Some of Philly's most prominent homes front Rittenhouse Square. This flat green patch sits amid the Deco-era buildings of the posh retail district bordered by Broad, 21st, Market, and Pine streets. Office workers often head to the park for lunch, sometimes with a clam pizza hot from the oven at Lombardi's (132 S. 18th St.; 215-564-5000), scion of the 100-year-old New York shop that claims to be the first American pizzeria. Perhaps no one has done more to make Rittenhouse a gastronomic destination than French-born Chef Georges Perrier. Brasserie Perrier (1619 Walnut St.; 215-568-3000) serves such Gallic fare as frisée aux lardons.
Avenue of the Arts
Broad Street gained an impressive centerpiece in 2001 when the Kimmel Center for the Performing Arts (Broad and Spruce streets; 215-790-5830, www.kimmelcenter.org) opened as home to the Philadelphia Orchestra. Visit at 1 p.m. (except Mondays) for a free tour, including the glassed-in roof garden with sweeping city views. The performance season unfolds in September with Broadway shows at the Academy of Music (Broad and Locust streets; 215-893-1999), musicals at the Prince Music Theater (1412 Chestnut St. at Broad St.; 215-569-9700), and new plays at the Wilma Theater (265 S. Broad St.; 215-546-7824). Vast windows let pretheater diners survey the scene as they sup on contemporary American fare at Bliss (220 S. Broad St.; 215-731-1100). Finger-snapping live jazz goes until 2 a.m. at Zanzibar Blue (Broad and Walnut streets; 215-732-4500).

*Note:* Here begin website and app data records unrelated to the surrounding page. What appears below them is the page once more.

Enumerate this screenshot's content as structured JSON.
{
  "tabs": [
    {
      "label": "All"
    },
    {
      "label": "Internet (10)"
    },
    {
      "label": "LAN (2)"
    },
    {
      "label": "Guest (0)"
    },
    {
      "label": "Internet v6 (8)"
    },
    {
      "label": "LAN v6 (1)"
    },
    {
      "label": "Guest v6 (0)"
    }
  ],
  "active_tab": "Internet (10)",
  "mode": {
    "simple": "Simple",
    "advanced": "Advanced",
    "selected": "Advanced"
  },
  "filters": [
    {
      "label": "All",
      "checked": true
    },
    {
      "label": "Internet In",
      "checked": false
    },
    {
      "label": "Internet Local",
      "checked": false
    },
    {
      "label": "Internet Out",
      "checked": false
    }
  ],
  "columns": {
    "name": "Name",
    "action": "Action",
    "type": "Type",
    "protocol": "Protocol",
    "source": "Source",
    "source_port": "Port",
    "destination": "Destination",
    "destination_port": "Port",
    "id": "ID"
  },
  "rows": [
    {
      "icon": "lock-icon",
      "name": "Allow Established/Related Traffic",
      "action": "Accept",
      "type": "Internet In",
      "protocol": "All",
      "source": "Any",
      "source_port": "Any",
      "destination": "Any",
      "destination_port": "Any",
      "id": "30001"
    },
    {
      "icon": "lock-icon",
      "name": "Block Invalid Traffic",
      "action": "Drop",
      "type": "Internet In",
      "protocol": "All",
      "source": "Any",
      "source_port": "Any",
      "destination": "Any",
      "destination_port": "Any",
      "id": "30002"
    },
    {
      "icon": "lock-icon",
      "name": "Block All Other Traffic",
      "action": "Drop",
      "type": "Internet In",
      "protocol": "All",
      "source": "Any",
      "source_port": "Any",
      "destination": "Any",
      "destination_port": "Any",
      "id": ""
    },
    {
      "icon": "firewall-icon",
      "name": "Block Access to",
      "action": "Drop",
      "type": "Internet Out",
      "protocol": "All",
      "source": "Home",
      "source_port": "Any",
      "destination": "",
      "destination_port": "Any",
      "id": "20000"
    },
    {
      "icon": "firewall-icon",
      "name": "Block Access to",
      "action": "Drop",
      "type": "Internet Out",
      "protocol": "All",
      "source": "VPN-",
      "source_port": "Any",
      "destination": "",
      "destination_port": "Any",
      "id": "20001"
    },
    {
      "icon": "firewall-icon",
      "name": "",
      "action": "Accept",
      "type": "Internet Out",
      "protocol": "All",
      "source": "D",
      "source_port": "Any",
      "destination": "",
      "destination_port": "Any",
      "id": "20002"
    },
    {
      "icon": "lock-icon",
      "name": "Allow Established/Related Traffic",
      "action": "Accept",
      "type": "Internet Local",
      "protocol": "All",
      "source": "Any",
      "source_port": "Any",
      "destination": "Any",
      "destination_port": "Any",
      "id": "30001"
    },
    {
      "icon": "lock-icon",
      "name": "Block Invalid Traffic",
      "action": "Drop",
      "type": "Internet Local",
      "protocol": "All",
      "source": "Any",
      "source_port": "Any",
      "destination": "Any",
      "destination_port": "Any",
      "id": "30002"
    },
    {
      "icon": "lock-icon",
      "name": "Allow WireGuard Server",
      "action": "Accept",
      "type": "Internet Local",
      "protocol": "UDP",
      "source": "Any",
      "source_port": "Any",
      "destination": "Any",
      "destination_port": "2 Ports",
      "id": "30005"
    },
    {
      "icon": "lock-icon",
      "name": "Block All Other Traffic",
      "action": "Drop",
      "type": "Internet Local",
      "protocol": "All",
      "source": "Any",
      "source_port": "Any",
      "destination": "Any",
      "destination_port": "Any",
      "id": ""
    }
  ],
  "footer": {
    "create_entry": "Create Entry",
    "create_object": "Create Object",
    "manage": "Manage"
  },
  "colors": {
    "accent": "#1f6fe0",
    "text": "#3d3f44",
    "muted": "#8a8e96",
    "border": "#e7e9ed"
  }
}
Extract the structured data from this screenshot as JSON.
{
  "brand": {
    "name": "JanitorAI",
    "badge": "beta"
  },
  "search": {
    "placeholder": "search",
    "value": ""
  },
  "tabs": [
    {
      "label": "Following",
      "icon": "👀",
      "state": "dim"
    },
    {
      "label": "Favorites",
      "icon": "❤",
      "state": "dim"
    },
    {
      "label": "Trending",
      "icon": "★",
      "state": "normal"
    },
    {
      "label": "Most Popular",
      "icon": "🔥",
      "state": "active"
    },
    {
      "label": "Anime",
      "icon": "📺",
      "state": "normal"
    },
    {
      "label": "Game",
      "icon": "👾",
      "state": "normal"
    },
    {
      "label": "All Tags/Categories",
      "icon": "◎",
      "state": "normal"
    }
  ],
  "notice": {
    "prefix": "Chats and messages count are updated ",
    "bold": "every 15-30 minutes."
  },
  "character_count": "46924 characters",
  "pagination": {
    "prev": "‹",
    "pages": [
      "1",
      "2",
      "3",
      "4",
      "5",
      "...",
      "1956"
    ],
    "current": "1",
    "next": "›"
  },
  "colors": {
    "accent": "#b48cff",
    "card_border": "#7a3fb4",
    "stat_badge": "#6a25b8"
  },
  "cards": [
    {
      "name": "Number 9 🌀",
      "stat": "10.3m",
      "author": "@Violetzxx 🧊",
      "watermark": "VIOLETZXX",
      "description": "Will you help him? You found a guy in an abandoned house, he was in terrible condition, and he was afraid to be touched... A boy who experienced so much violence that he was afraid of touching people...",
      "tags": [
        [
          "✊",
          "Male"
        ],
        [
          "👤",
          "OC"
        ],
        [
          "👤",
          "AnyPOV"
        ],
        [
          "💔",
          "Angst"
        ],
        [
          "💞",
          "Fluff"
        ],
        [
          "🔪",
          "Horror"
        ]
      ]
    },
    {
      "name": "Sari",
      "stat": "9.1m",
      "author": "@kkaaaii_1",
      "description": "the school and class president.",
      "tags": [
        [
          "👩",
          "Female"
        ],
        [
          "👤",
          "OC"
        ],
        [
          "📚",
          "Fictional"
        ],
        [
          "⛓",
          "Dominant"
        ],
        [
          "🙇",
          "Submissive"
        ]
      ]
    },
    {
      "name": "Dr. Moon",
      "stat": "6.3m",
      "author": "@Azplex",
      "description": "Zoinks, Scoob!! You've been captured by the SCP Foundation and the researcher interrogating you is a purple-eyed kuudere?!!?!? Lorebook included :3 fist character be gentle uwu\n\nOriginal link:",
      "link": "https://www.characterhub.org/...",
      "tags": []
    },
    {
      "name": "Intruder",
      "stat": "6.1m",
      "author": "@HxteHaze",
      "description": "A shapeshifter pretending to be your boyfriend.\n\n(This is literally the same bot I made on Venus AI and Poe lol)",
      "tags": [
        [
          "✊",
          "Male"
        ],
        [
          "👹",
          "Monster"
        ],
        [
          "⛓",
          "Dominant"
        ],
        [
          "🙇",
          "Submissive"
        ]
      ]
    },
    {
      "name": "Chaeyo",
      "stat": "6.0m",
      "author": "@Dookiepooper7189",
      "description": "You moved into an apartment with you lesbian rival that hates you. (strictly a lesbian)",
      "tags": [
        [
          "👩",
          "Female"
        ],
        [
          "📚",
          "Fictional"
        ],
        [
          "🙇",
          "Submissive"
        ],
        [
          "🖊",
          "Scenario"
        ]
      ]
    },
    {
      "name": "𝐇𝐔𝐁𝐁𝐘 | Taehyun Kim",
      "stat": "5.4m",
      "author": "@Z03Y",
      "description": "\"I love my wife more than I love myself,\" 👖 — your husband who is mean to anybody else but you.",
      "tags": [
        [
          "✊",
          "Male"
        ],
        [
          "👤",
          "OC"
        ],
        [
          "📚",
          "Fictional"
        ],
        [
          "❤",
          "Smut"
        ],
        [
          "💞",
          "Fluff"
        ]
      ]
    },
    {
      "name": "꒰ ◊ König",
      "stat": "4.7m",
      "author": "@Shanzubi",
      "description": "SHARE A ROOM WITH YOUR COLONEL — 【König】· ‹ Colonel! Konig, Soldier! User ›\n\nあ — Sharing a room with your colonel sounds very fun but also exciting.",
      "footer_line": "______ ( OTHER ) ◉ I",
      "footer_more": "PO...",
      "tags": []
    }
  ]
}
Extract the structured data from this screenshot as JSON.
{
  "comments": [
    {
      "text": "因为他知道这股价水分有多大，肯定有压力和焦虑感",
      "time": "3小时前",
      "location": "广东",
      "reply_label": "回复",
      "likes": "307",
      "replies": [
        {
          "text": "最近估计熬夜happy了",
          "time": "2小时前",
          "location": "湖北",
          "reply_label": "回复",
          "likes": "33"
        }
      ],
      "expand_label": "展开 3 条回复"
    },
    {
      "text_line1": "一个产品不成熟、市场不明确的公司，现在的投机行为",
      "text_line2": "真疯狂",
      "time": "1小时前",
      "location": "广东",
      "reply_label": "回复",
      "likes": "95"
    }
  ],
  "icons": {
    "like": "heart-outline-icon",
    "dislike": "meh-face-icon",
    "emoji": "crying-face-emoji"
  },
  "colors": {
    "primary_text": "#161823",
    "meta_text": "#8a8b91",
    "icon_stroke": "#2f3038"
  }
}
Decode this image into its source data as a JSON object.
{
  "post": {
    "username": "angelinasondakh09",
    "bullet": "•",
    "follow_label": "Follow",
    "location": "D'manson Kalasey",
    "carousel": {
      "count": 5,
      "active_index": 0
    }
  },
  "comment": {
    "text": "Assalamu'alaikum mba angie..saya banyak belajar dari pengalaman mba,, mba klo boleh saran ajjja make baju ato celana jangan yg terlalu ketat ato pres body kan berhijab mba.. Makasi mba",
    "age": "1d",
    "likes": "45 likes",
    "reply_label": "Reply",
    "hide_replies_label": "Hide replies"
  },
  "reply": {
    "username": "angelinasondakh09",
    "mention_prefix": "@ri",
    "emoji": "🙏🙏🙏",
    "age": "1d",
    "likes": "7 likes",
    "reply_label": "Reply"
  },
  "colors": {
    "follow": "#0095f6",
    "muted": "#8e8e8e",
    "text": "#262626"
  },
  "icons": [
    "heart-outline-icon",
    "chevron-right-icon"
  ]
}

Reading Terminal Market
For an overview of Philadelphia flavors, stop at the Reading Terminal Market (12th and Arch streets; 215-922-2317). This farmers' market emporium, with more than 80 merchants, has operated in the Reading Railroad train shed since 1892. There's everything from Peking duck to spanakopita, and the Pennsylvania Dutch bakers turn out Wednesday through Saturday.